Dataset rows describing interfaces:
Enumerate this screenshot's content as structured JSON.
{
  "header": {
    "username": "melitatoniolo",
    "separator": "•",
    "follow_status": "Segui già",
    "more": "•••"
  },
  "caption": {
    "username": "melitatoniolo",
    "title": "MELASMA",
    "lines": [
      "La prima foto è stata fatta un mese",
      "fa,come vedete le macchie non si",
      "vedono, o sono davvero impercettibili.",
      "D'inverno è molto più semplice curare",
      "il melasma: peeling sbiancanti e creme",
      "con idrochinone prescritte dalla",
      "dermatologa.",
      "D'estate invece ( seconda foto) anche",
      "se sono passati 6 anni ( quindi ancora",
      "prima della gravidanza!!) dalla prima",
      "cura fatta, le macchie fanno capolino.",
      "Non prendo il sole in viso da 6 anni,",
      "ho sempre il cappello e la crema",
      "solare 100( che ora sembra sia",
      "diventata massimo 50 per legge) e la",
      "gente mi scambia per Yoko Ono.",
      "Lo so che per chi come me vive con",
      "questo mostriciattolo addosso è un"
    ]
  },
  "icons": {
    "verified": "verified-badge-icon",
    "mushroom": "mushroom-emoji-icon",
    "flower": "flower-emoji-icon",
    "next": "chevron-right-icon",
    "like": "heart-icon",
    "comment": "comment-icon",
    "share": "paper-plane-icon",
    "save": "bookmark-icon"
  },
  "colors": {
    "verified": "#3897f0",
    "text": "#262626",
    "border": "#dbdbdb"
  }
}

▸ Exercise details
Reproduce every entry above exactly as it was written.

▸ Problem solution
Enumerate this screenshot's content as structured JSON.
{
  "header": {
    "username": "melitatoniolo",
    "separator": "•",
    "follow_status": "Segui già",
    "more": "•••"
  },
  "caption": {
    "username": "melitatoniolo",
    "title": "MELASMA",
    "lines": [
      "La prima foto è stata fatta un mese",
      "fa,come vedete le macchie non si",
      "vedono, o sono davvero impercettibili.",
      "D'inverno è molto più semplice curare",
      "il melasma: peeling sbiancanti e creme",
      "con idrochinone prescritte dalla",
      "dermatologa.",
      "D'estate invece ( seconda foto) anche",
      "se sono passati 6 anni ( quindi ancora",
      "prima della gravidanza!!) dalla prima",
      "cura fatta, le macchie fanno capolino.",
      "Non prendo il sole in viso da 6 anni,",
      "ho sempre il cappello e la crema",
      "solare 100( che ora sembra sia",
      "diventata massimo 50 per legge) e la",
      "gente mi scambia per Yoko Ono.",
      "Lo so che per chi come me vive con",
      "questo mostriciattolo addosso è un"
    ]
  },
  "icons": {
    "verified": "verified-badge-icon",
    "mushroom": "mushroom-emoji-icon",
    "flower": "flower-emoji-icon",
    "next": "chevron-right-icon",
    "like": "heart-icon",
    "comment": "comment-icon",
    "share": "paper-plane-icon",
    "save": "bookmark-icon"
  },
  "colors": {
    "verified": "#3897f0",
    "text": "#262626",
    "border": "#dbdbdb"
  }
}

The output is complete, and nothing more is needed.